Without Fidel Castro, Will Raul Still Remain Defiant Against The U.S.?

Cuban leaders came together at their seventh party congressional meeting where current president Raul Castro was re-elected for another term as the party’s first secretary with support from Fidel Castro.

According to an article by NPR’s Morning Edition, the idea that Cuba will change anytime soon was defied by former Cuban president Fidel and his brother, current President Raul Castro, during the four-day congressional meeting which ended Tuesday.

Fidel Castro made it known that he did not have long to live and, “soon I’ll be like all the others; everyone’s turn must come.”

The charismatic leader has not made very many appearances since he handed power over to his brother, and the article states that it is very likely that this would be his last meeting with the party congress.

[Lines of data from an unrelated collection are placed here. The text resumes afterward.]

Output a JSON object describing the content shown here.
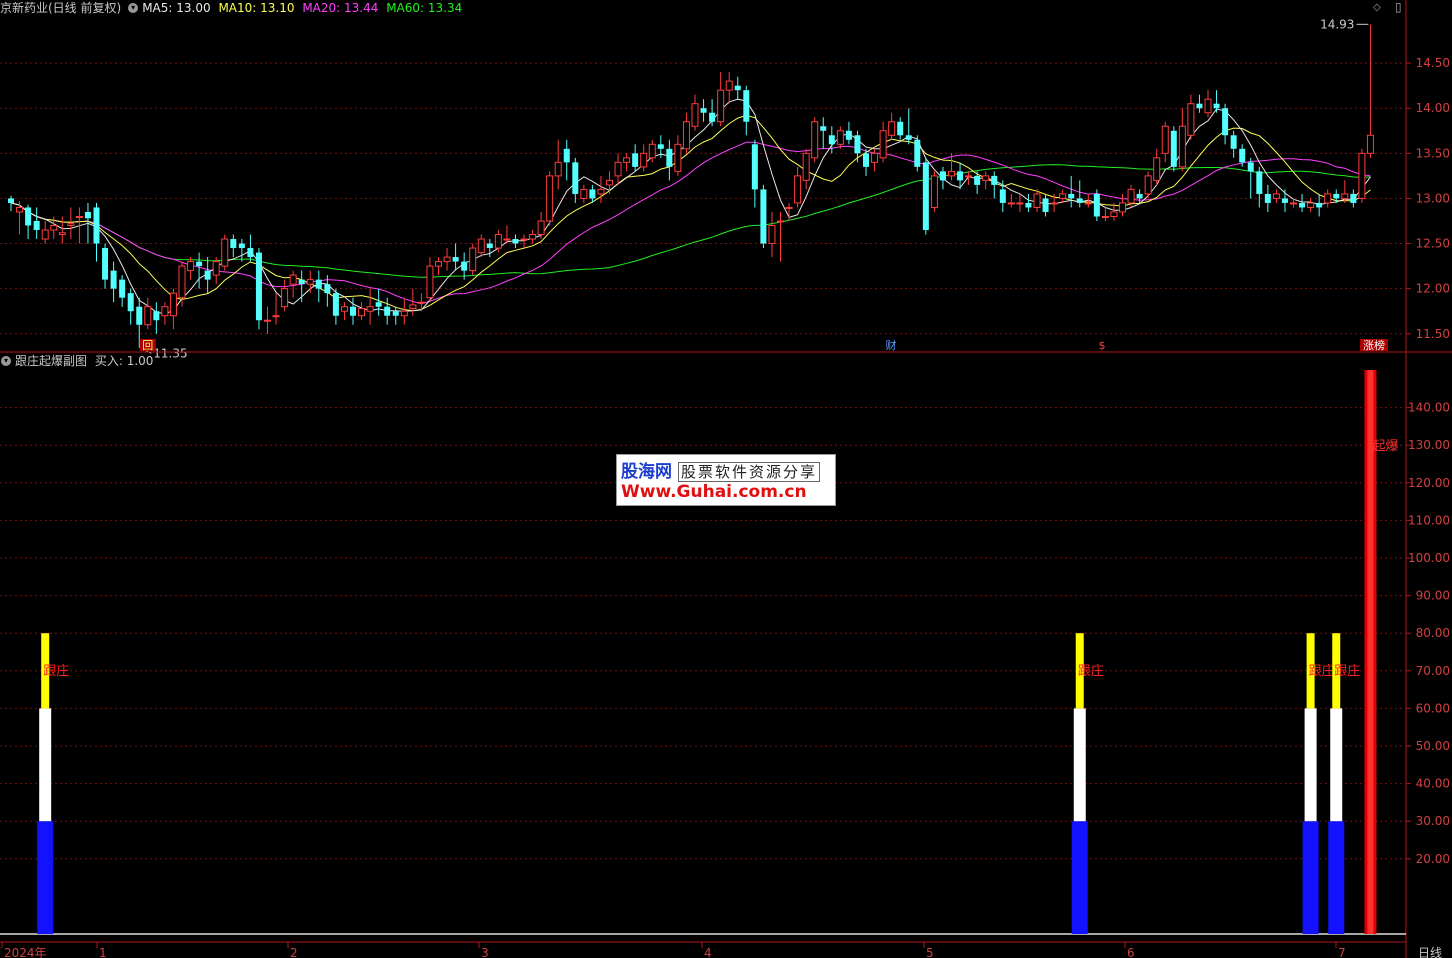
{
  "header": {
    "stock_title": "京新药业(日线 前复权)",
    "ma5": "MA5: 13.00",
    "ma10": "MA10: 13.10",
    "ma20": "MA20: 13.44",
    "ma60": "MA60: 13.34",
    "collapse_icon": "chevron-circle-icon"
  },
  "sub_header": {
    "indicator_title": "跟庄起爆副图",
    "buy_value": "买入: 1.00"
  },
  "watermark": {
    "brand": "股海网",
    "slogan": "股票软件资源分享",
    "url": "Www.Guhai.com.cn"
  },
  "annotations": {
    "high_label": "14.93",
    "low_label": "11.35",
    "event_hui": "回",
    "event_cai": "财",
    "event_s": "$",
    "event_zhangbang": "涨榜",
    "signal_label": "跟庄",
    "burst_label": "起爆"
  },
  "footer": {
    "period_label": "日线",
    "x_labels": [
      "2024年",
      "1",
      "2",
      "3",
      "4",
      "5",
      "6",
      "7"
    ]
  },
  "colors": {
    "up": "#ff3c3c",
    "down": "#54ffff",
    "ma5": "#e8e8e8",
    "ma10": "#ffff55",
    "ma20": "#ff40ff",
    "ma60": "#22ee22",
    "grid": "#7a1010",
    "axis": "#b01818"
  },
  "chart_data": [
    {
      "type": "candlestick",
      "title": "京新药业(日线 前复权)",
      "y_ticks": [
        11.5,
        12.0,
        12.5,
        13.0,
        13.5,
        14.0,
        14.5
      ],
      "ylim": [
        11.32,
        15.0
      ],
      "candles": [
        [
          13.0,
          12.95,
          12.86,
          13.03
        ],
        [
          12.85,
          12.9,
          12.6,
          12.97
        ],
        [
          12.9,
          12.7,
          12.55,
          12.93
        ],
        [
          12.75,
          12.65,
          12.55,
          12.9
        ],
        [
          12.55,
          12.65,
          12.5,
          12.75
        ],
        [
          12.65,
          12.7,
          12.55,
          12.8
        ],
        [
          12.6,
          12.62,
          12.5,
          12.8
        ],
        [
          12.7,
          12.72,
          12.55,
          12.9
        ],
        [
          12.8,
          12.8,
          12.5,
          12.9
        ],
        [
          12.85,
          12.78,
          12.5,
          12.95
        ],
        [
          12.9,
          12.5,
          12.3,
          12.95
        ],
        [
          12.45,
          12.1,
          12.0,
          12.5
        ],
        [
          12.2,
          12.0,
          11.85,
          12.3
        ],
        [
          12.1,
          11.9,
          11.8,
          12.15
        ],
        [
          11.95,
          11.75,
          11.6,
          12.0
        ],
        [
          11.8,
          11.6,
          11.35,
          11.9
        ],
        [
          11.6,
          11.8,
          11.55,
          11.9
        ],
        [
          11.75,
          11.65,
          11.5,
          11.85
        ],
        [
          11.7,
          11.8,
          11.6,
          11.85
        ],
        [
          11.7,
          11.95,
          11.55,
          12.0
        ],
        [
          11.9,
          12.25,
          11.8,
          12.3
        ],
        [
          12.2,
          12.3,
          12.1,
          12.35
        ],
        [
          12.3,
          12.25,
          12.0,
          12.4
        ],
        [
          12.2,
          12.1,
          11.95,
          12.35
        ],
        [
          12.15,
          12.3,
          12.05,
          12.35
        ],
        [
          12.25,
          12.55,
          12.2,
          12.6
        ],
        [
          12.55,
          12.45,
          12.35,
          12.6
        ],
        [
          12.5,
          12.45,
          12.3,
          12.55
        ],
        [
          12.45,
          12.35,
          12.3,
          12.6
        ],
        [
          12.4,
          11.65,
          11.55,
          12.45
        ],
        [
          11.65,
          11.65,
          11.5,
          11.8
        ],
        [
          11.7,
          11.7,
          11.6,
          11.95
        ],
        [
          11.8,
          12.0,
          11.75,
          12.1
        ],
        [
          12.05,
          12.15,
          11.9,
          12.2
        ],
        [
          12.1,
          12.05,
          11.85,
          12.2
        ],
        [
          12.05,
          12.1,
          11.95,
          12.2
        ],
        [
          12.1,
          12.0,
          11.85,
          12.2
        ],
        [
          12.05,
          11.95,
          11.8,
          12.15
        ],
        [
          11.95,
          11.7,
          11.6,
          12.0
        ],
        [
          11.75,
          11.8,
          11.65,
          11.85
        ],
        [
          11.8,
          11.7,
          11.6,
          11.9
        ],
        [
          11.7,
          11.78,
          11.65,
          11.85
        ],
        [
          11.75,
          11.8,
          11.6,
          12.0
        ],
        [
          11.85,
          11.8,
          11.7,
          12.0
        ],
        [
          11.8,
          11.7,
          11.6,
          11.9
        ],
        [
          11.75,
          11.7,
          11.6,
          11.8
        ],
        [
          11.7,
          11.75,
          11.6,
          11.9
        ],
        [
          11.78,
          11.82,
          11.7,
          12.0
        ],
        [
          11.85,
          11.85,
          11.75,
          11.95
        ],
        [
          11.9,
          12.25,
          11.85,
          12.35
        ],
        [
          12.25,
          12.3,
          12.15,
          12.35
        ],
        [
          12.3,
          12.35,
          12.2,
          12.45
        ],
        [
          12.35,
          12.3,
          12.2,
          12.5
        ],
        [
          12.3,
          12.2,
          12.1,
          12.4
        ],
        [
          12.2,
          12.45,
          12.15,
          12.5
        ],
        [
          12.4,
          12.55,
          12.35,
          12.6
        ],
        [
          12.5,
          12.45,
          12.35,
          12.55
        ],
        [
          12.45,
          12.6,
          12.4,
          12.65
        ],
        [
          12.55,
          12.55,
          12.5,
          12.7
        ],
        [
          12.55,
          12.5,
          12.45,
          12.6
        ],
        [
          12.55,
          12.55,
          12.45,
          12.6
        ],
        [
          12.55,
          12.6,
          12.5,
          12.65
        ],
        [
          12.6,
          12.75,
          12.55,
          12.85
        ],
        [
          12.75,
          13.25,
          12.7,
          13.3
        ],
        [
          13.25,
          13.4,
          13.1,
          13.65
        ],
        [
          13.55,
          13.4,
          13.2,
          13.65
        ],
        [
          13.4,
          13.05,
          12.95,
          13.45
        ],
        [
          13.0,
          13.1,
          12.95,
          13.15
        ],
        [
          13.1,
          13.0,
          12.95,
          13.15
        ],
        [
          13.05,
          13.1,
          12.95,
          13.25
        ],
        [
          13.15,
          13.2,
          13.05,
          13.3
        ],
        [
          13.25,
          13.4,
          13.15,
          13.5
        ],
        [
          13.4,
          13.45,
          13.3,
          13.5
        ],
        [
          13.5,
          13.35,
          13.3,
          13.6
        ],
        [
          13.35,
          13.5,
          13.3,
          13.6
        ],
        [
          13.45,
          13.6,
          13.4,
          13.65
        ],
        [
          13.6,
          13.55,
          13.45,
          13.7
        ],
        [
          13.55,
          13.35,
          13.2,
          13.65
        ],
        [
          13.3,
          13.6,
          13.25,
          13.7
        ],
        [
          13.55,
          13.85,
          13.5,
          13.95
        ],
        [
          13.8,
          14.05,
          13.75,
          14.15
        ],
        [
          14.0,
          13.95,
          13.85,
          14.1
        ],
        [
          13.95,
          13.85,
          13.8,
          14.1
        ],
        [
          13.85,
          14.2,
          13.8,
          14.4
        ],
        [
          14.2,
          14.3,
          14.05,
          14.4
        ],
        [
          14.25,
          14.2,
          14.1,
          14.35
        ],
        [
          14.2,
          13.85,
          13.7,
          14.25
        ],
        [
          13.6,
          13.1,
          12.9,
          13.65
        ],
        [
          13.1,
          12.5,
          12.45,
          13.15
        ],
        [
          12.5,
          12.7,
          12.35,
          12.85
        ],
        [
          12.75,
          12.75,
          12.3,
          12.85
        ],
        [
          12.9,
          12.9,
          12.75,
          12.95
        ],
        [
          12.95,
          13.25,
          12.9,
          13.35
        ],
        [
          13.2,
          13.5,
          13.1,
          13.55
        ],
        [
          13.45,
          13.85,
          13.4,
          13.9
        ],
        [
          13.8,
          13.75,
          13.55,
          13.9
        ],
        [
          13.7,
          13.6,
          13.5,
          13.8
        ],
        [
          13.6,
          13.75,
          13.55,
          13.8
        ],
        [
          13.75,
          13.65,
          13.6,
          13.85
        ],
        [
          13.7,
          13.5,
          13.4,
          13.75
        ],
        [
          13.5,
          13.35,
          13.25,
          13.55
        ],
        [
          13.4,
          13.5,
          13.3,
          13.55
        ],
        [
          13.45,
          13.75,
          13.4,
          13.85
        ],
        [
          13.7,
          13.85,
          13.65,
          13.95
        ],
        [
          13.85,
          13.7,
          13.65,
          13.9
        ],
        [
          13.7,
          13.65,
          13.6,
          14.0
        ],
        [
          13.65,
          13.35,
          13.3,
          13.7
        ],
        [
          13.4,
          12.65,
          12.6,
          13.45
        ],
        [
          12.9,
          13.25,
          12.85,
          13.3
        ],
        [
          13.3,
          13.2,
          13.1,
          13.35
        ],
        [
          13.25,
          13.3,
          13.2,
          13.5
        ],
        [
          13.3,
          13.2,
          13.1,
          13.4
        ],
        [
          13.25,
          13.25,
          13.15,
          13.3
        ],
        [
          13.25,
          13.15,
          13.05,
          13.3
        ],
        [
          13.2,
          13.25,
          13.1,
          13.3
        ],
        [
          13.25,
          13.15,
          13.0,
          13.3
        ],
        [
          13.1,
          12.95,
          12.85,
          13.2
        ],
        [
          12.95,
          12.95,
          12.9,
          13.05
        ],
        [
          12.95,
          12.95,
          12.85,
          13.05
        ],
        [
          12.95,
          12.9,
          12.85,
          13.05
        ],
        [
          12.9,
          13.05,
          12.85,
          13.1
        ],
        [
          13.0,
          12.85,
          12.8,
          13.05
        ],
        [
          12.95,
          12.95,
          12.85,
          13.05
        ],
        [
          13.0,
          13.05,
          12.95,
          13.1
        ],
        [
          13.05,
          13.0,
          12.9,
          13.25
        ],
        [
          13.0,
          12.95,
          12.9,
          13.2
        ],
        [
          12.95,
          12.95,
          12.9,
          13.05
        ],
        [
          13.05,
          12.8,
          12.75,
          13.1
        ],
        [
          12.8,
          12.8,
          12.75,
          12.9
        ],
        [
          12.8,
          12.85,
          12.75,
          12.95
        ],
        [
          12.85,
          12.95,
          12.8,
          13.05
        ],
        [
          12.95,
          13.1,
          12.9,
          13.15
        ],
        [
          13.05,
          13.0,
          12.95,
          13.1
        ],
        [
          13.05,
          13.25,
          13.0,
          13.3
        ],
        [
          13.2,
          13.45,
          13.15,
          13.55
        ],
        [
          13.5,
          13.8,
          13.4,
          13.85
        ],
        [
          13.75,
          13.35,
          13.3,
          13.8
        ],
        [
          13.35,
          13.8,
          13.3,
          14.0
        ],
        [
          13.7,
          14.05,
          13.65,
          14.15
        ],
        [
          14.05,
          14.0,
          13.95,
          14.15
        ],
        [
          13.95,
          14.1,
          13.9,
          14.2
        ],
        [
          14.05,
          14.0,
          13.95,
          14.2
        ],
        [
          14.0,
          13.7,
          13.6,
          14.05
        ],
        [
          13.7,
          13.55,
          13.45,
          13.75
        ],
        [
          13.55,
          13.4,
          13.35,
          13.6
        ],
        [
          13.4,
          13.3,
          13.0,
          13.45
        ],
        [
          13.3,
          13.05,
          12.9,
          13.35
        ],
        [
          13.05,
          12.95,
          12.85,
          13.15
        ],
        [
          13.0,
          13.05,
          12.95,
          13.1
        ],
        [
          13.0,
          12.95,
          12.85,
          13.1
        ],
        [
          12.95,
          12.95,
          12.9,
          13.0
        ],
        [
          12.95,
          12.9,
          12.85,
          13.05
        ],
        [
          12.9,
          12.95,
          12.85,
          13.0
        ],
        [
          12.95,
          12.9,
          12.8,
          13.05
        ],
        [
          12.95,
          13.05,
          12.9,
          13.1
        ],
        [
          13.05,
          13.0,
          12.95,
          13.1
        ],
        [
          13.0,
          13.05,
          12.95,
          13.2
        ],
        [
          13.05,
          12.95,
          12.9,
          13.1
        ],
        [
          13.0,
          13.5,
          12.95,
          13.55
        ],
        [
          13.5,
          13.7,
          13.45,
          14.93
        ]
      ]
    },
    {
      "type": "bar",
      "title": "跟庄起爆副图",
      "y_ticks": [
        20,
        30,
        40,
        50,
        60,
        70,
        80,
        90,
        100,
        110,
        120,
        130,
        140
      ],
      "ylim": [
        0,
        150
      ],
      "signals": [
        {
          "bar": 4,
          "label": "跟庄"
        },
        {
          "bar": 125,
          "label": "跟庄"
        },
        {
          "bar": 152,
          "label": "跟庄"
        },
        {
          "bar": 155,
          "label": "跟庄"
        }
      ],
      "signal_levels": {
        "blue": 30,
        "white": 60,
        "yellow": 80
      },
      "burst": {
        "bar": 159,
        "value": 150,
        "label": "起爆"
      }
    }
  ]
}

In light of the recent visit to Cuba of U.S. President Obama the message made was very clear that despite the effort to improve relations, communism would prevail in Cuba.

Raul Castro casts vote for his brother

“Castro’s surprise visit to the congress, coupled with his younger brother Raúl’s re-election as party leader, makes it clear that Cuba’s elder revolutionaries remain in charge. Raúl Castro is 84. Eighty-five-year-old José Ramón Machado remains second-in-command.”

Cuban news source Prensa Latina reports that Fidel spoke of many things, one of them being the survival of future generations and the risks to mankind.

“Who will feed the hungry people of Africa with no technology at their disposal, nor rain, nor dams or underground reservoirs other than those covered by sand? We’ll see what the governments that signed climate commitments will say.”

Capitol of Cuba, Old Havana
The debate between America and Cuban leaders has been over disagreements on a governing philosophy, between communism — which was largely criminalized by America’s politicians, and citizens during the Cold War — and Western democracy.

U.S. Congress refuses to lift the embargo placed on Cuba since 1960 in a battle of ideas against the Obama administration, and they were angered when the President began to reach out to Cuba’s leaders.

This was also the case among the leaders in Havana, as noted by The Inquisitr, when Fidel Castro would not meet with President Obama during his historic visit to Cuba.

The defiance against supporting a change in relations between the U.S. and Cuba was first apparent when the President acknowledged Raul Castro during a memorial for Nelson Mandela when he died in 2013. Obama made a speech which was apparently the cause for Republican senator Ted Cruz to leave the event.

Since then, both Cruz and Marco Rubio have been very public about their thoughts against lifting the embargo and have stood at the front lines of the House Republican majority to prevent any legislation that would move towards that goal.

Despite this, Raul Castro has reason to allow the tension between both countries to soften, as Cuba’s economy appears to be in dire straits, and in need of an adjustment, and they are also long overdue for contemporary business structures.

Even with the new direction to allow new businesses in the region, a defiant Fidel Castro seemed to redirect the road into foggier territory.

New Indian Express, for instance, quoted Raul Castro when he pointed out the limits they’ll enforce on private businesses.

“The neo-liberal formulas that promote accelerated privatization of state assets and social services such as education, health and social security will never be applied under Cuban socialism.”

Many of the op-eds published on this meeting appear to suggest that this will be Fidel’s final appearance with the single party as he will be 90-years-old soon.

These meetings only take place twice in a decade and the last one was in 2011.

Fidel’s brother Raul is said to be more pragmatic in governing to encourage the relationship between the U.S. and Cuba to prosper. It is assumed that Fidel Castro might still have a hand in governing, and when he’s no longer around, one can only a guess how defiant the Cuban government will be.

[Image by Ismael Francisco | Cubadebate via AP]